The growing prevalence of novation as a procurement model for how buildings are constructed has been revealed as a contributing factor to deteriorating construction outcomes, with flow on impacts to the community and consumers.
While recognising that novation does have merit and should be retained, the Australian Institute of Architects says a national survey of its members has identified a number of concerning issues that need to be addressed.
Victorian state-based survey results were released today, ahead of the broader national results.
Chapter President, Amy Muir, said the insights, drawn from more than 158 projects delivered in Victoria between 2009 and 2019, should inform government reform in the wake of last year’s Shergold-Weir Building Confidence report.
‘The findings from our survey add to the growing body of evidence that more independent oversight and greater accountability are needed to improve quality in our built outcomes,’ Ms Muir said.
‘This must start with reform of the procurement process.
‘Severing the direct contractual relationship with the client, as happens with novation, can lead to some quite serious unintended consequences for all parties as our survey has clearly documented.’
Novation occurs when an architect’s contractual rights and obligations to the clients are transferred to the building contractor, as is generally the case in Design and Construct contracts.
Key survey findings include:
- 71% of survey respondents reported that novation had a negative impact on the finish and durability of projects and 63% said it negatively impacted the use of locally sourced materials.
- 74% of survey participants believed novation had a negative impact on aesthetics and design.
- After novation, only 10% of respondents reported that they were always included in strategic decision-making processes at project control group meetings, while 35% said they were never included.
- 67% of architects believed that contract negotiations during novation impacted negatively on their ability to deliver quality outcomes for the general public and end user.
- 45% of architects did not know if the monthly reports prepared for the clients were being passed onto the clients during novation.
‘The way these contractual arrangements have evolved are negatively impacting the ability for architects and consultants to undertake their roles in an effective manner,’ Ms Muir said.
‘Our aim in conducting this survey was to better understand the issues and use the findings to work across industry towards solutions.
‘We know product substitution is a problem and our survey results showed that it was more likely to occur under a novated contract.
‘Even more disturbingly, the survey findings included incidents of architects being denied access to the site to undertake inspections at certain stages of the building process.
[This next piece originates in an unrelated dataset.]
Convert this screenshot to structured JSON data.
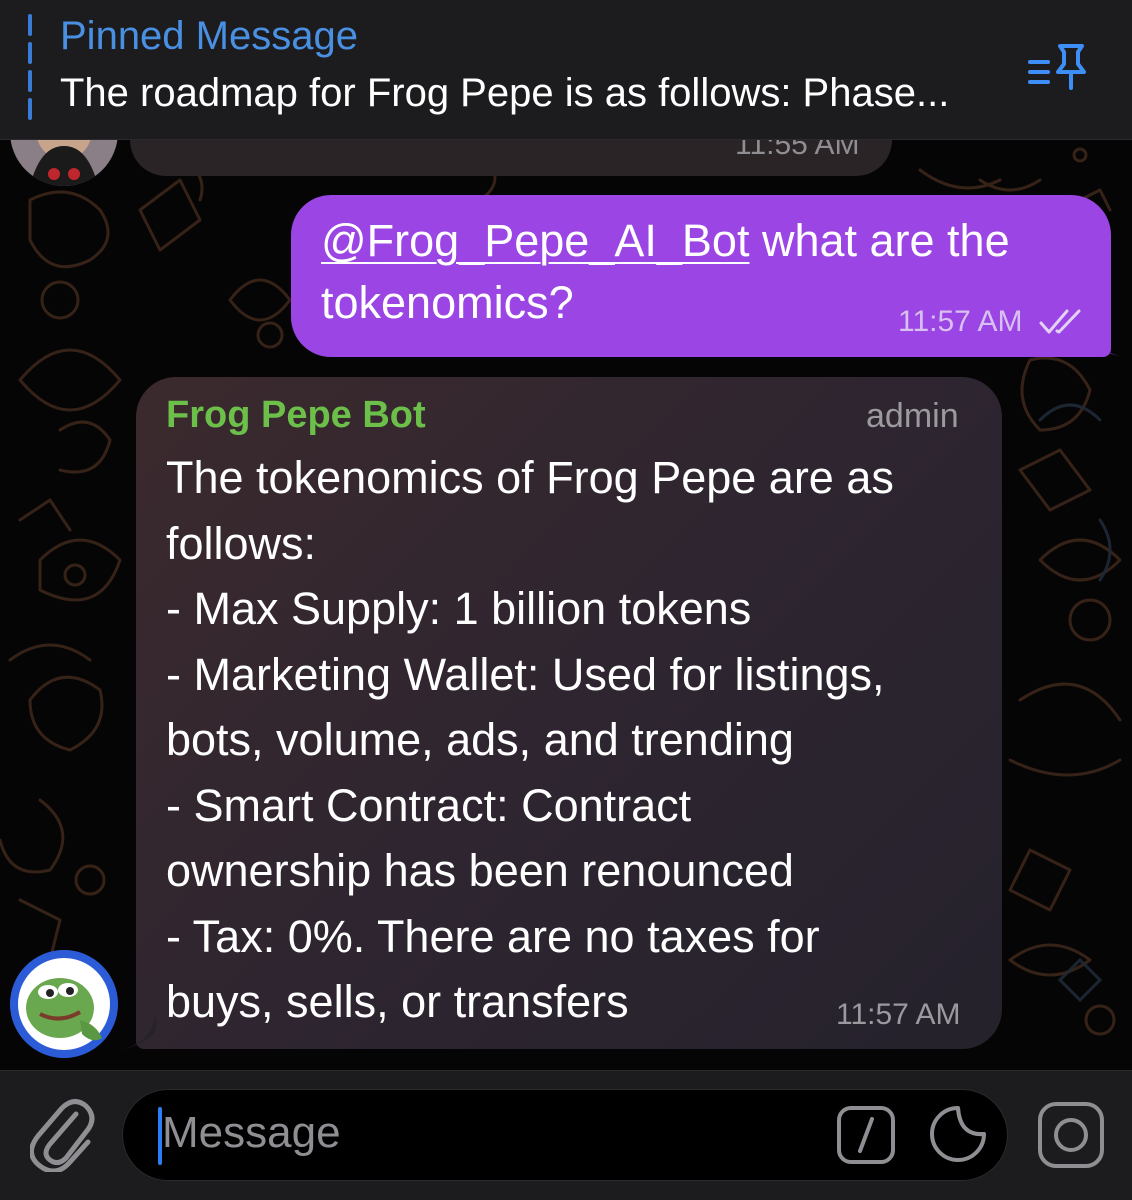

This can have safety ramifications for end users and compromise our ability as architects to properly fulfil our functions and responsibilities.’
Documentation was another area of concern with the survey showing a major trend toward novation earlier and earlier in the design process, with less complete documentation.
‘This leaves a greater proportion of design choice in the hands of the contractor and misses the opportunity to effectively lock in design quality for the benefit of the principal, and ultimately the end user,’ Ms Muir said.
‘The optimal point for novation to occur is at either 100% of the design development or after more than 51% of the Construction Documentation has been completed.
‘Such a change would vastly improve the built outcomes and align with the tighter more stringent processes that we expect – and hope – will be required through the current reform process.
‘The clear message to the Victorian Government from these survey results is that an industry-wide code for novation must be created and legislated.
‘An overwhelming 83% of respondents were in favour of this proposal because they believe it would help improve the quality of projects being delivered.’